Kanger Valley National Park, Bastar, Chhattisgarh

“ National Park” is perhaps a misleading name since wildlife is not the most notable thing about this park, about 1 hour away from Jagdalpur. In fact, this new national park is one of the last pockets of almost virgin forest still left in the peninsular region. To protect this unique eco-system, it has been proposed as a Biosphere Reserve under the MAB Program.

The park extends over an area of about 200 sq km (the valley itself is about 34 km long with an average width of about 6 km) and has many isolated villages, set in dense forests of sal, teak and bamboo. The jungle boasts some huge trees and ferns. It is recommended you take along some mosquito repellent as you will be walking through the jungle.
Don't miss Kanger's 3 exceptional caves - Kutumsar, Kailash and Dandak – with the most amazing formations of stalagmites and stalactites.
The Park derives its name from the Kanger River, which flows throughout its length. The stunning Tiratgarh Waterfalls are here (with the water splitting into multiple falls as it falls), as are the popular picnic spots of Kanger Dhara and Bhaimsa Dharha (a crocodile park). You can stay at the rest houses run by the Forest Department or at a tribal village.
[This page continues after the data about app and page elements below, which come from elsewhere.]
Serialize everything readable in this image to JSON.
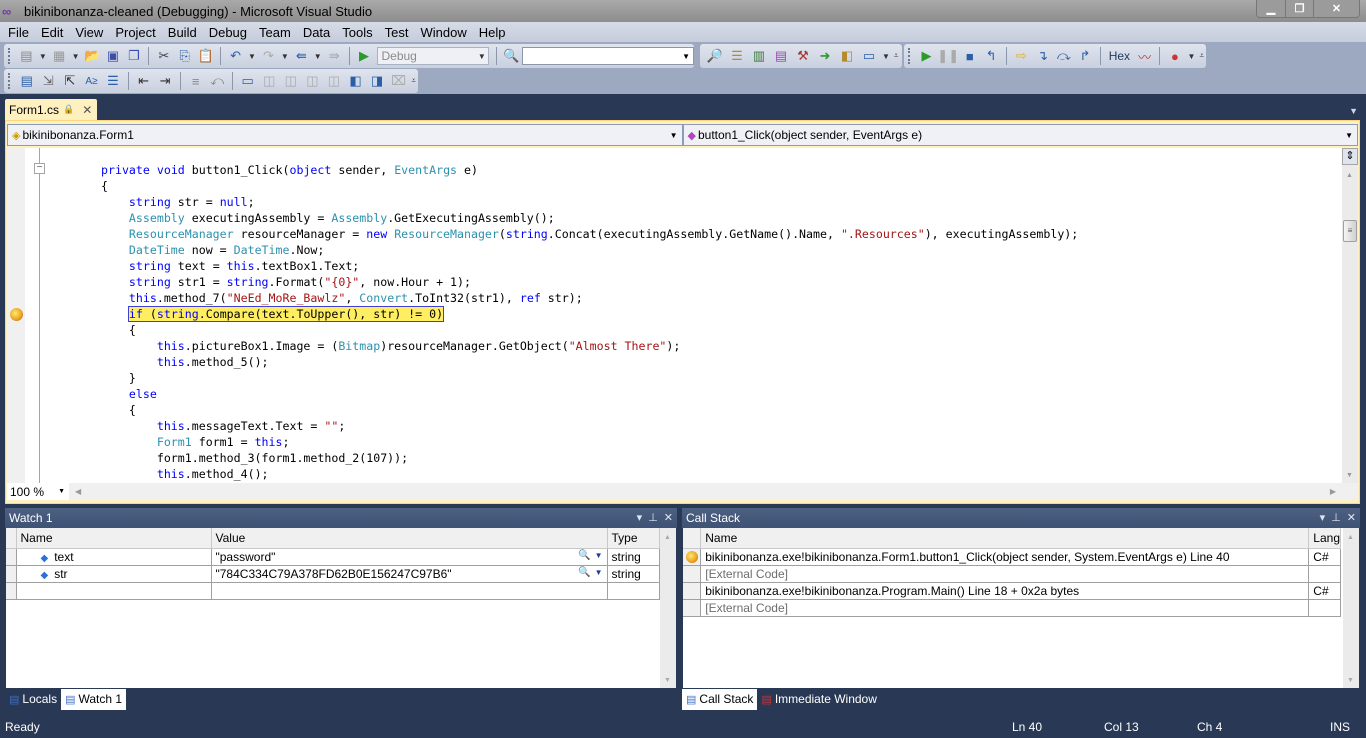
{
  "window": {
    "title": "bikinibonanza-cleaned (Debugging) - Microsoft Visual Studio",
    "logo_icon": "visual-studio-infinity-icon",
    "controls": [
      "minimize",
      "restore",
      "close"
    ]
  },
  "menu": [
    "File",
    "Edit",
    "View",
    "Project",
    "Build",
    "Debug",
    "Team",
    "Data",
    "Tools",
    "Test",
    "Window",
    "Help"
  ],
  "toolbar": {
    "config_value": "Debug",
    "find_value": "",
    "hex_label": "Hex"
  },
  "document": {
    "tab_label": "Form1.cs",
    "type_combo": "bikinibonanza.Form1",
    "member_combo": "button1_Click(object sender, EventArgs e)",
    "zoom_level": "100 %",
    "code_lines": [
      "private void button1_Click(object sender, EventArgs e)",
      "{",
      "    string str = null;",
      "    Assembly executingAssembly = Assembly.GetExecutingAssembly();",
      "    ResourceManager resourceManager = new ResourceManager(string.Concat(executingAssembly.GetName().Name, \".Resources\"), executingAssembly);",
      "    DateTime now = DateTime.Now;",
      "    string text = this.textBox1.Text;",
      "    string str1 = string.Format(\"{0}\", now.Hour + 1);",
      "    this.method_7(\"NeEd_MoRe_Bawlz\", Convert.ToInt32(str1), ref str);",
      "    if (string.Compare(text.ToUpper(), str) != 0)",
      "    {",
      "        this.pictureBox1.Image = (Bitmap)resourceManager.GetObject(\"Almost There\");",
      "        this.method_5();",
      "    }",
      "    else",
      "    {",
      "        this.messageText.Text = \"\";",
      "        Form1 form1 = this;",
      "        form1.method_3(form1.method_2(107));",
      "        this.method_4();"
    ],
    "current_line_index": 9
  },
  "watch": {
    "title": "Watch 1",
    "columns": [
      "Name",
      "Value",
      "Type"
    ],
    "rows": [
      {
        "name": "text",
        "value": "\"password\"",
        "type": "string"
      },
      {
        "name": "str",
        "value": "\"784C334C79A378FD62B0E156247C97B6\"",
        "type": "string"
      }
    ],
    "tabs": [
      "Locals",
      "Watch 1"
    ],
    "active_tab": "Watch 1"
  },
  "callstack": {
    "title": "Call Stack",
    "columns": [
      "Name",
      "Lang"
    ],
    "rows": [
      {
        "name": "bikinibonanza.exe!bikinibonanza.Form1.button1_Click(object sender, System.EventArgs e) Line 40",
        "lang": "C#",
        "current": true
      },
      {
        "name": "[External Code]",
        "lang": "",
        "external": true
      },
      {
        "name": "bikinibonanza.exe!bikinibonanza.Program.Main() Line 18 + 0x2a bytes",
        "lang": "C#"
      },
      {
        "name": "[External Code]",
        "lang": "",
        "external": true
      }
    ],
    "tabs": [
      "Call Stack",
      "Immediate Window"
    ],
    "active_tab": "Call Stack"
  },
  "status": {
    "text": "Ready",
    "line": "Ln 40",
    "col": "Col 13",
    "ch": "Ch 4",
    "mode": "INS"
  },
  "colors": {
    "keyword": "#0000ff",
    "type": "#2b91af",
    "string": "#a31515",
    "current_statement": "#ffee62",
    "chrome": "#293955"
  }
}
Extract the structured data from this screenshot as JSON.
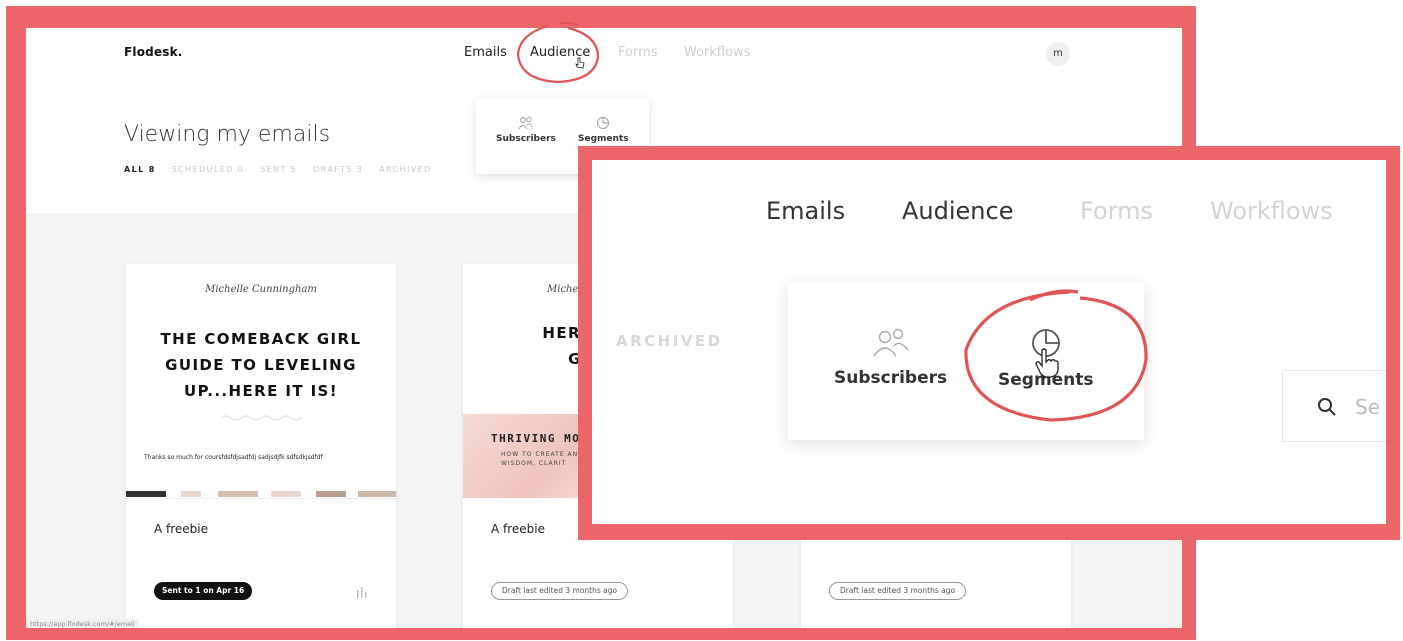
{
  "app": {
    "brand": "Flodesk.",
    "avatar_initial": "m",
    "status_url": "https://app.flodesk.com/#/email"
  },
  "nav": {
    "items": [
      {
        "label": "Emails",
        "state": "default"
      },
      {
        "label": "Audience",
        "state": "hover"
      },
      {
        "label": "Forms",
        "state": "dim"
      },
      {
        "label": "Workflows",
        "state": "dim"
      }
    ]
  },
  "header": {
    "title": "Viewing my emails",
    "filters": [
      "ALL 8",
      "SCHEDULED 0",
      "SENT 5",
      "DRAFTS 3",
      "ARCHIVED"
    ]
  },
  "audience_menu": {
    "items": [
      {
        "label": "Subscribers",
        "icon": "people-icon"
      },
      {
        "label": "Segments",
        "icon": "pie-chart-icon"
      }
    ]
  },
  "cards": [
    {
      "signature": "Michelle Cunningham",
      "headline": [
        "THE COMEBACK GIRL",
        "GUIDE TO LEVELING",
        "UP...HERE IT IS!"
      ],
      "small_text": "Thanks so much for coursfdsfdjsadfdj sadjsdjfk sdfsdkjsdfdf",
      "name": "A freebie",
      "status": "Sent to 1 on Apr 16"
    },
    {
      "signature": "Michelle",
      "headline": [
        "HERE IS MY",
        "GUIDE"
      ],
      "band_title": "THRIVING MO",
      "band_sub": [
        "HOW TO CREATE AN",
        "WISDOM, CLARIT"
      ],
      "name": "A freebie",
      "status": "Draft last edited 3 months ago"
    },
    {
      "status": "Draft last edited 3 months ago"
    }
  ],
  "zoom": {
    "nav": [
      "Emails",
      "Audience",
      "Forms",
      "Workflows"
    ],
    "filter_label": "ARCHIVED",
    "menu": [
      "Subscribers",
      "Segments"
    ],
    "search_placeholder": "Se"
  },
  "colors": {
    "frame": "#ec6669",
    "primary_button": "#111111"
  }
}
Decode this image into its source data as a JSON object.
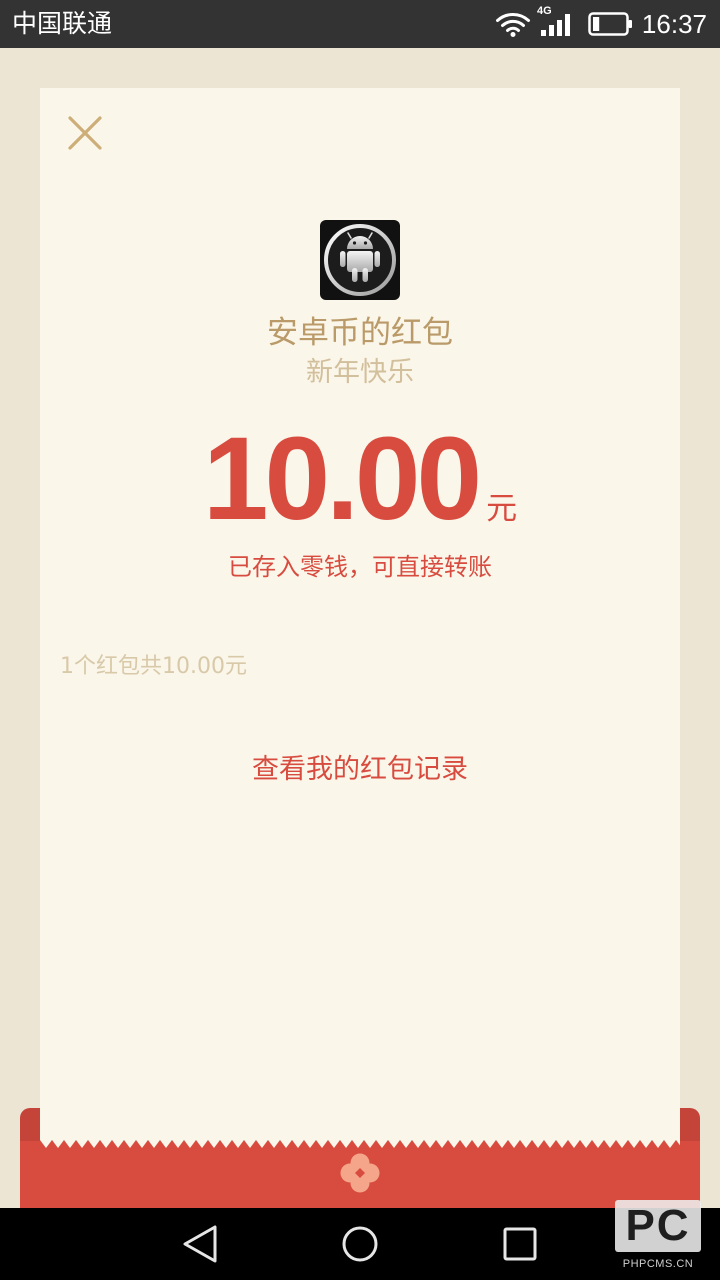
{
  "status_bar": {
    "carrier": "中国联通",
    "network_type": "4G",
    "time": "16:37",
    "battery_level": 0.2,
    "icons": {
      "wifi": "wifi-icon",
      "signal": "signal-icon",
      "battery": "battery-icon"
    }
  },
  "packet": {
    "close_icon": "close-icon",
    "avatar_icon": "android-logo-icon",
    "sender_title": "安卓币的红包",
    "greeting": "新年快乐",
    "amount": "10.00",
    "currency_unit": "元",
    "deposit_note": "已存入零钱，可直接转账",
    "summary": "1个红包共10.00元",
    "records_link": "查看我的红包记录",
    "envelope_icon": "flower-icon"
  },
  "nav_bar": {
    "back_icon": "back-icon",
    "home_icon": "home-icon",
    "recents_icon": "recents-icon"
  },
  "watermark": {
    "logo_text": "PC",
    "site": "PHPCMS.CN"
  },
  "colors": {
    "status_bar": "#333333",
    "page_background": "#EDE5D3",
    "card": "#FBF6EA",
    "accent_red": "#D84C40",
    "envelope_dark_red": "#C4443A",
    "title_tan": "#B99A68",
    "subtitle_tan": "#D2BF9B",
    "summary_tan": "#D8C9A9",
    "close_tan": "#CDAE78",
    "flower": "#F4A58A",
    "nav_bar": "#000000"
  }
}
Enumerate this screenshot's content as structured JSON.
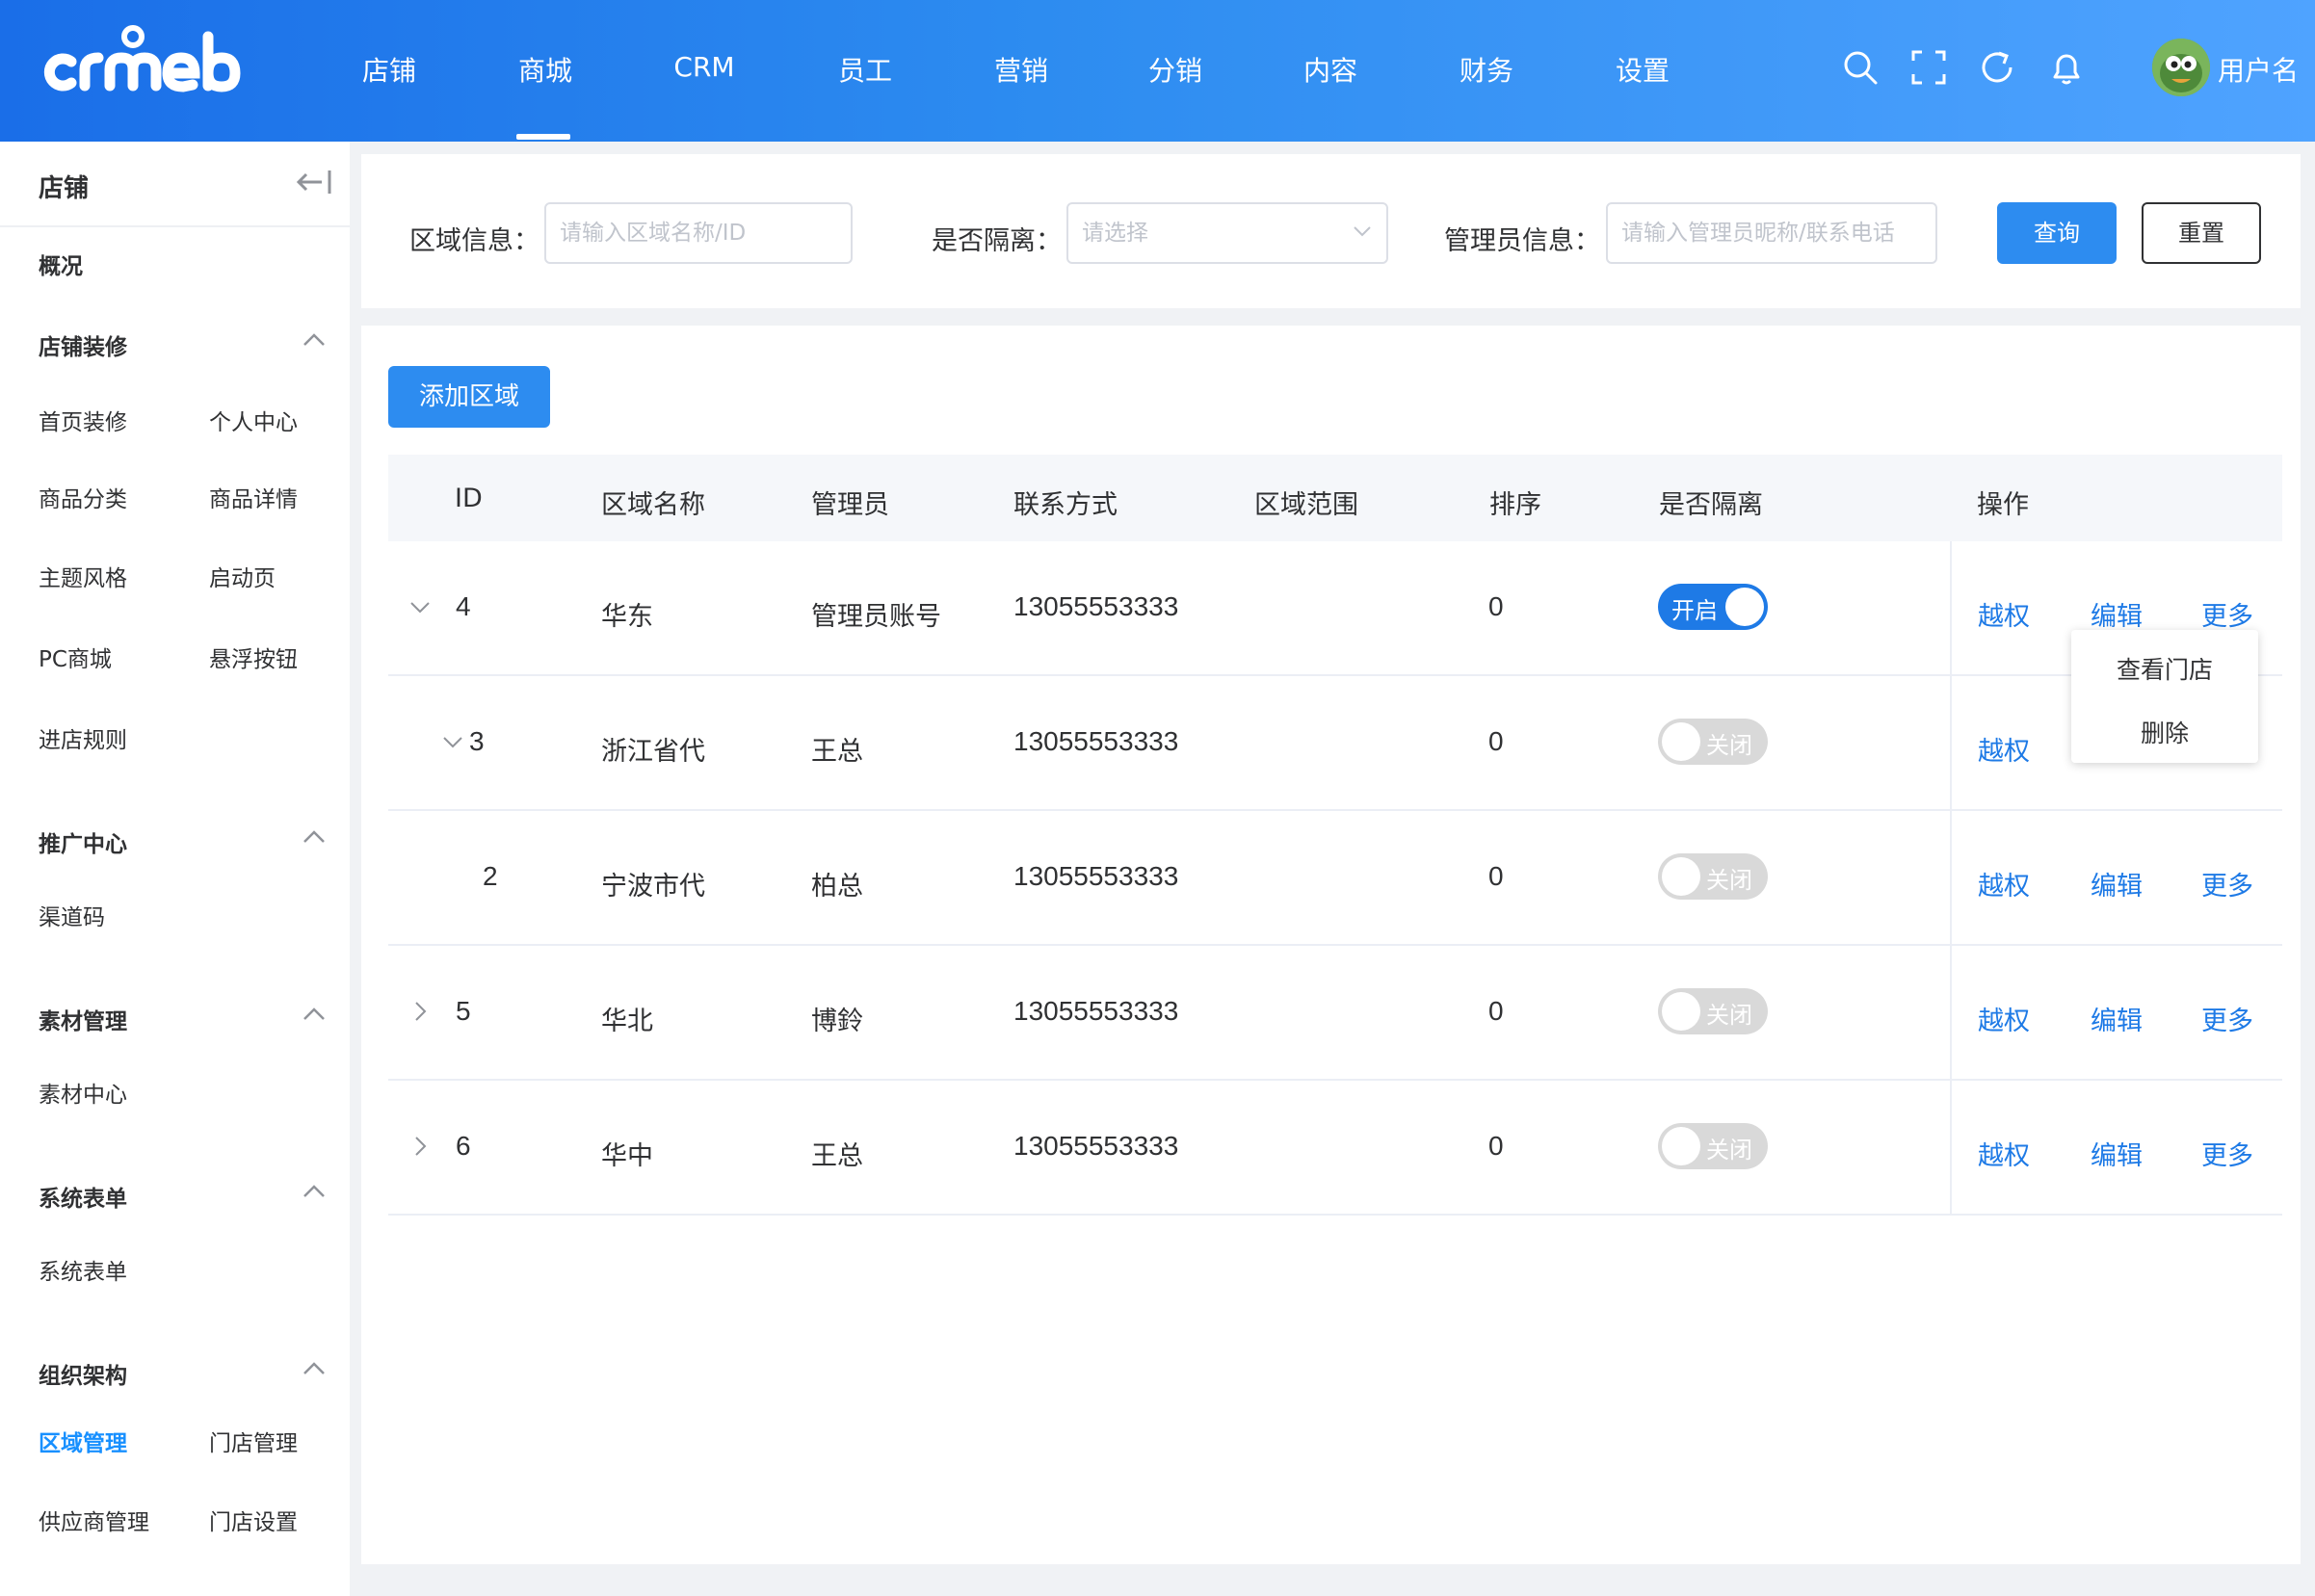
{
  "brand": {
    "logo_text": "crmeb"
  },
  "header": {
    "nav": [
      "店铺",
      "商城",
      "CRM",
      "员工",
      "营销",
      "分销",
      "内容",
      "财务",
      "设置"
    ],
    "active_nav": "商城",
    "icons": [
      "search-icon",
      "fullscreen-icon",
      "refresh-icon",
      "bell-icon"
    ],
    "username": "用户名"
  },
  "sidebar": {
    "title": "店铺",
    "overview": "概况",
    "groups": [
      {
        "title": "店铺装修",
        "items": [
          "首页装修",
          "个人中心",
          "商品分类",
          "商品详情",
          "主题风格",
          "启动页",
          "PC商城",
          "悬浮按钮",
          "进店规则"
        ]
      },
      {
        "title": "推广中心",
        "items": [
          "渠道码"
        ]
      },
      {
        "title": "素材管理",
        "items": [
          "素材中心"
        ]
      },
      {
        "title": "系统表单",
        "items": [
          "系统表单"
        ]
      },
      {
        "title": "组织架构",
        "items": [
          "区域管理",
          "门店管理",
          "供应商管理",
          "门店设置"
        ]
      }
    ],
    "active_item": "区域管理"
  },
  "filter": {
    "area_label": "区域信息：",
    "area_placeholder": "请输入区域名称/ID",
    "isolation_label": "是否隔离：",
    "isolation_placeholder": "请选择",
    "admin_label": "管理员信息：",
    "admin_placeholder": "请输入管理员昵称/联系电话",
    "query_button": "查询",
    "reset_button": "重置"
  },
  "toolbar": {
    "add_button": "添加区域"
  },
  "table": {
    "columns": [
      "ID",
      "区域名称",
      "管理员",
      "联系方式",
      "区域范围",
      "排序",
      "是否隔离",
      "操作"
    ],
    "rows": [
      {
        "id": "4",
        "name": "华东",
        "admin": "管理员账号",
        "phone": "13055553333",
        "range": "",
        "sort": "0",
        "isolated": true,
        "switch_text": "开启",
        "expand": "expanded"
      },
      {
        "id": "3",
        "name": "浙江省代",
        "admin": "王总",
        "phone": "13055553333",
        "range": "",
        "sort": "0",
        "isolated": false,
        "switch_text": "关闭",
        "expand": "expanded"
      },
      {
        "id": "2",
        "name": "宁波市代",
        "admin": "柏总",
        "phone": "13055553333",
        "range": "",
        "sort": "0",
        "isolated": false,
        "switch_text": "关闭",
        "expand": "none"
      },
      {
        "id": "5",
        "name": "华北",
        "admin": "博鈴",
        "phone": "13055553333",
        "range": "",
        "sort": "0",
        "isolated": false,
        "switch_text": "关闭",
        "expand": "collapsed"
      },
      {
        "id": "6",
        "name": "华中",
        "admin": "王总",
        "phone": "13055553333",
        "range": "",
        "sort": "0",
        "isolated": false,
        "switch_text": "关闭",
        "expand": "collapsed"
      }
    ],
    "actions": {
      "override": "越权",
      "edit": "编辑",
      "more": "更多"
    }
  },
  "more_menu": {
    "items": [
      "查看门店",
      "删除"
    ]
  },
  "colors": {
    "primary": "#2d8cf0",
    "link": "#1e7ae6",
    "switch_off": "#d9d9d9"
  }
}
The park is open from 1 Nov – 15 June each year.

Chitrakot Waterfall, Jagdalpur, Chhattisgarh

The Niagara Falls have competition. In the form of Chitrakot, India's largest waterfalls. About 38 km to the west of Jagdalpur, this spectacular fall is formed when the river Indravati abruptly collapses into a 100 feet deep cavern. The mouth of the fall, when in full profusion, is over 1,000 feet wide. Chitrakot is a horseshoe shaped waterfall, best seen during and after the monsoon, between July and October. Chitrakot is a horse-shoe shaped waterfall, best seen during and after the monsoon, between July and October. If you want to take photographs, the light is best in the afternoons.